= Beginning of Section =

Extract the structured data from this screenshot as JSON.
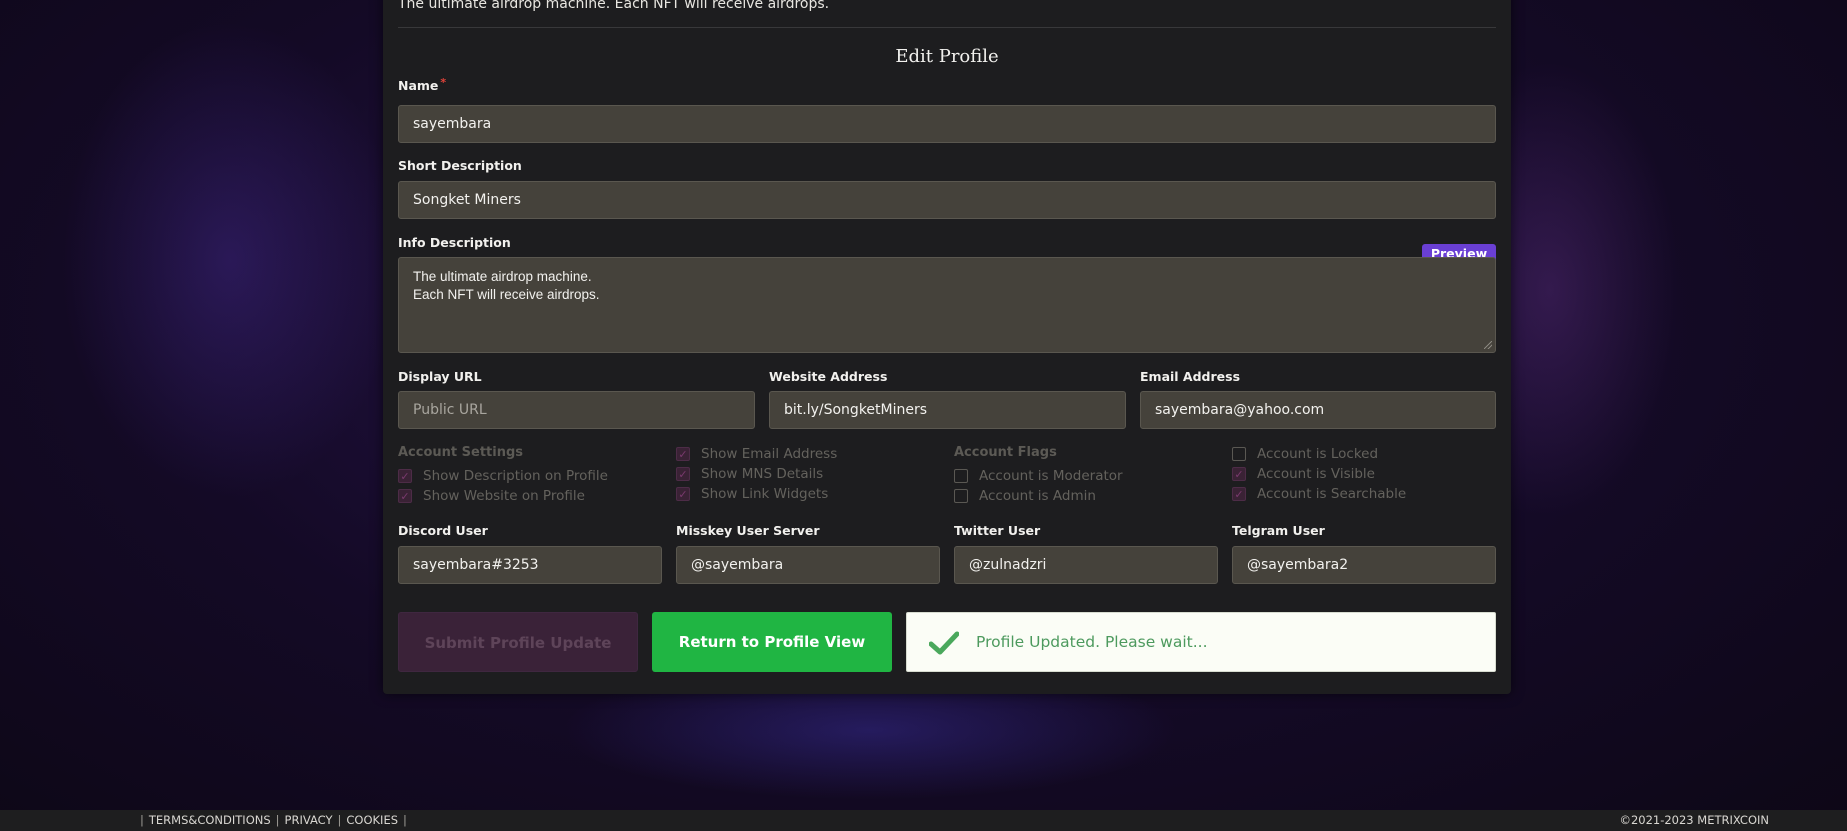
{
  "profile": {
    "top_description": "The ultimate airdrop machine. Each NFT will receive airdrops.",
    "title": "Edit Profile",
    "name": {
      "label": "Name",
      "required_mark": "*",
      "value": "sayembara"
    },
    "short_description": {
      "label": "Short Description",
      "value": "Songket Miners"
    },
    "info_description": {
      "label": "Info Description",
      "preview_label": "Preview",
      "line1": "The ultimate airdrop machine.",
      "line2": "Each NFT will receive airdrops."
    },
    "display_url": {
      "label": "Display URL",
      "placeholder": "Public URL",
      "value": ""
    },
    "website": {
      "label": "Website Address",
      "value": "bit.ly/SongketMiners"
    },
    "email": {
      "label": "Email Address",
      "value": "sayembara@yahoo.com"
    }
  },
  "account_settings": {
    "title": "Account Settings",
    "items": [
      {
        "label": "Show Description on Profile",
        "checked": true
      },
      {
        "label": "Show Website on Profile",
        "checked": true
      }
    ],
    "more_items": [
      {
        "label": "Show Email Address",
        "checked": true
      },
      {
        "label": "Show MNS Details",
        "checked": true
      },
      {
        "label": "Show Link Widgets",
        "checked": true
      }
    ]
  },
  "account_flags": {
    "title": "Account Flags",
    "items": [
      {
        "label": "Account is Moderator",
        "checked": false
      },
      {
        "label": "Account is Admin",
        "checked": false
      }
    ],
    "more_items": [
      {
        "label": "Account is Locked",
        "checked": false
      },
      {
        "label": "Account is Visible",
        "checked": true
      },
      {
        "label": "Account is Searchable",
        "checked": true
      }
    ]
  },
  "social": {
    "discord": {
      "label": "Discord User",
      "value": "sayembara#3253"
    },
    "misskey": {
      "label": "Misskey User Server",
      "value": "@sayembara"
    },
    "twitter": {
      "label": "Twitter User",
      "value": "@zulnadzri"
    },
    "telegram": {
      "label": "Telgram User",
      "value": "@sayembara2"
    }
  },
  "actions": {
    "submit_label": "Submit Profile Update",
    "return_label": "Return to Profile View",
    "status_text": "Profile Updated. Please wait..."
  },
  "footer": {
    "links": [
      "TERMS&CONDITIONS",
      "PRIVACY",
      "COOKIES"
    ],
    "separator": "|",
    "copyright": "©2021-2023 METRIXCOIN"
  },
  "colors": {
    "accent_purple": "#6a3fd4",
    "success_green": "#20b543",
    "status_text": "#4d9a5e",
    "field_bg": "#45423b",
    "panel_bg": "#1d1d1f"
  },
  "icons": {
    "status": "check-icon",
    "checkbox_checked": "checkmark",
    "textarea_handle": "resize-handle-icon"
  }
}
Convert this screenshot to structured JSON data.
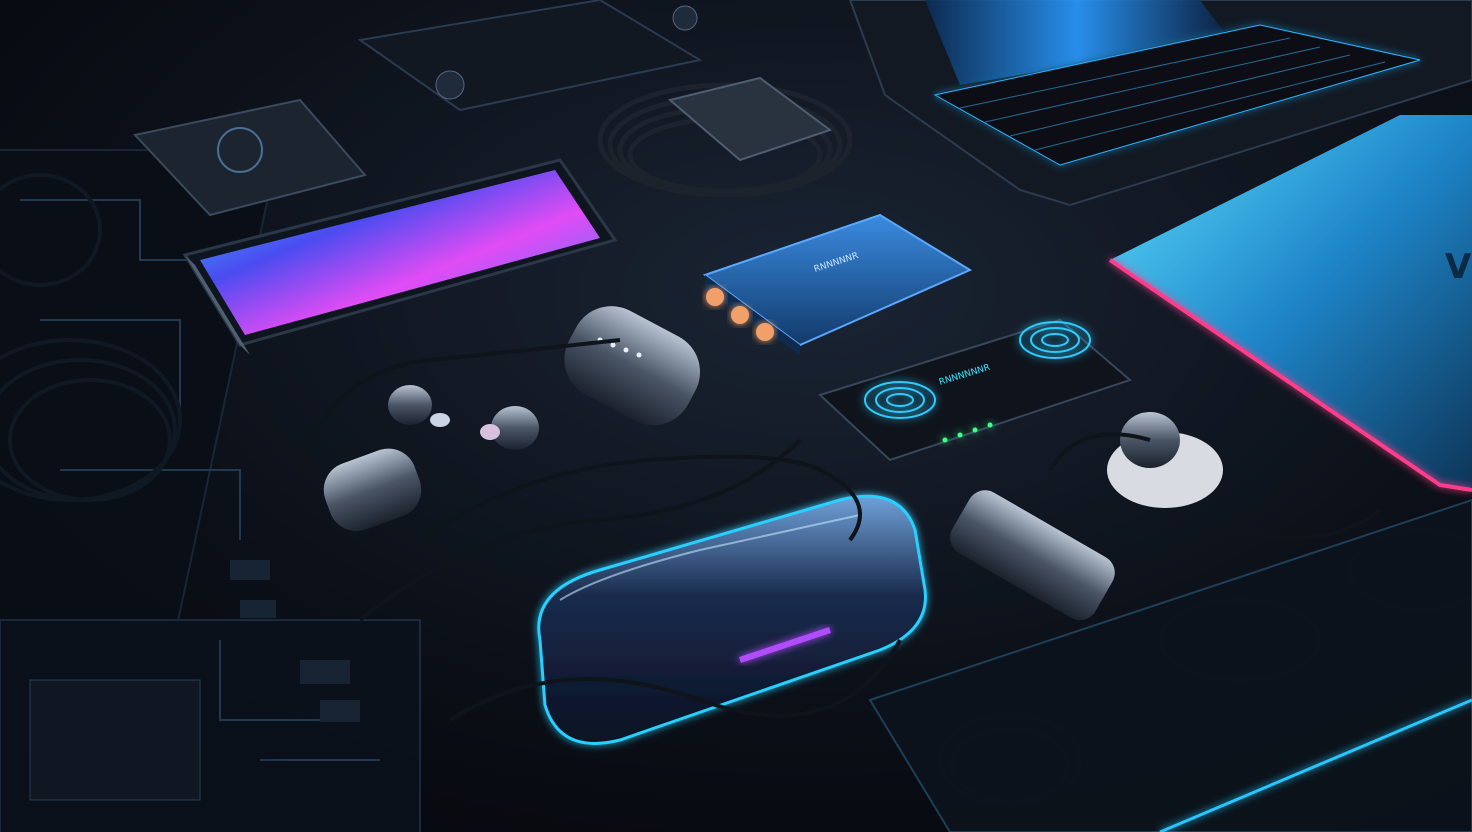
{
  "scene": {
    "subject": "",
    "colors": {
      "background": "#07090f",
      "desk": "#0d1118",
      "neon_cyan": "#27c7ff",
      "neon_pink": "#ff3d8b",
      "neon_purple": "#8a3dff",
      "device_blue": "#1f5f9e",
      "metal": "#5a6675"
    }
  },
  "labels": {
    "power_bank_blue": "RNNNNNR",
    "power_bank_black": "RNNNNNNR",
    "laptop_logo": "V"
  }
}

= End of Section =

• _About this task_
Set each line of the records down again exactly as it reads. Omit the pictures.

• _Answer space_
Extract the structured data from this screenshot as JSON.
{
  "profile": {
    "top_description": "The ultimate airdrop machine. Each NFT will receive airdrops.",
    "title": "Edit Profile",
    "name": {
      "label": "Name",
      "required_mark": "*",
      "value": "sayembara"
    },
    "short_description": {
      "label": "Short Description",
      "value": "Songket Miners"
    },
    "info_description": {
      "label": "Info Description",
      "preview_label": "Preview",
      "line1": "The ultimate airdrop machine.",
      "line2": "Each NFT will receive airdrops."
    },
    "display_url": {
      "label": "Display URL",
      "placeholder": "Public URL",
      "value": ""
    },
    "website": {
      "label": "Website Address",
      "value": "bit.ly/SongketMiners"
    },
    "email": {
      "label": "Email Address",
      "value": "sayembara@yahoo.com"
    }
  },
  "account_settings": {
    "title": "Account Settings",
    "items": [
      {
        "label": "Show Description on Profile",
        "checked": true
      },
      {
        "label": "Show Website on Profile",
        "checked": true
      }
    ],
    "more_items": [
      {
        "label": "Show Email Address",
        "checked": true
      },
      {
        "label": "Show MNS Details",
        "checked": true
      },
      {
        "label": "Show Link Widgets",
        "checked": true
      }
    ]
  },
  "account_flags": {
    "title": "Account Flags",
    "items": [
      {
        "label": "Account is Moderator",
        "checked": false
      },
      {
        "label": "Account is Admin",
        "checked": false
      }
    ],
    "more_items": [
      {
        "label": "Account is Locked",
        "checked": false
      },
      {
        "label": "Account is Visible",
        "checked": true
      },
      {
        "label": "Account is Searchable",
        "checked": true
      }
    ]
  },
  "social": {
    "discord": {
      "label": "Discord User",
      "value": "sayembara#3253"
    },
    "misskey": {
      "label": "Misskey User Server",
      "value": "@sayembara"
    },
    "twitter": {
      "label": "Twitter User",
      "value": "@zulnadzri"
    },
    "telegram": {
      "label": "Telgram User",
      "value": "@sayembara2"
    }
  },
  "actions": {
    "submit_label": "Submit Profile Update",
    "return_label": "Return to Profile View",
    "status_text": "Profile Updated. Please wait..."
  },
  "footer": {
    "links": [
      "TERMS&CONDITIONS",
      "PRIVACY",
      "COOKIES"
    ],
    "separator": "|",
    "copyright": "©2021-2023 METRIXCOIN"
  },
  "colors": {
    "accent_purple": "#6a3fd4",
    "success_green": "#20b543",
    "status_text": "#4d9a5e",
    "field_bg": "#45423b",
    "panel_bg": "#1d1d1f"
  },
  "icons": {
    "status": "check-icon",
    "checkbox_checked": "checkmark",
    "textarea_handle": "resize-handle-icon"
  }
}
Convert this screenshot to structured JSON data.
{
  "scene": {
    "subject": "",
    "colors": {
      "background": "#07090f",
      "desk": "#0d1118",
      "neon_cyan": "#27c7ff",
      "neon_pink": "#ff3d8b",
      "neon_purple": "#8a3dff",
      "device_blue": "#1f5f9e",
      "metal": "#5a6675"
    }
  },
  "labels": {
    "power_bank_blue": "RNNNNNR",
    "power_bank_black": "RNNNNNNR",
    "laptop_logo": "V"
  }
}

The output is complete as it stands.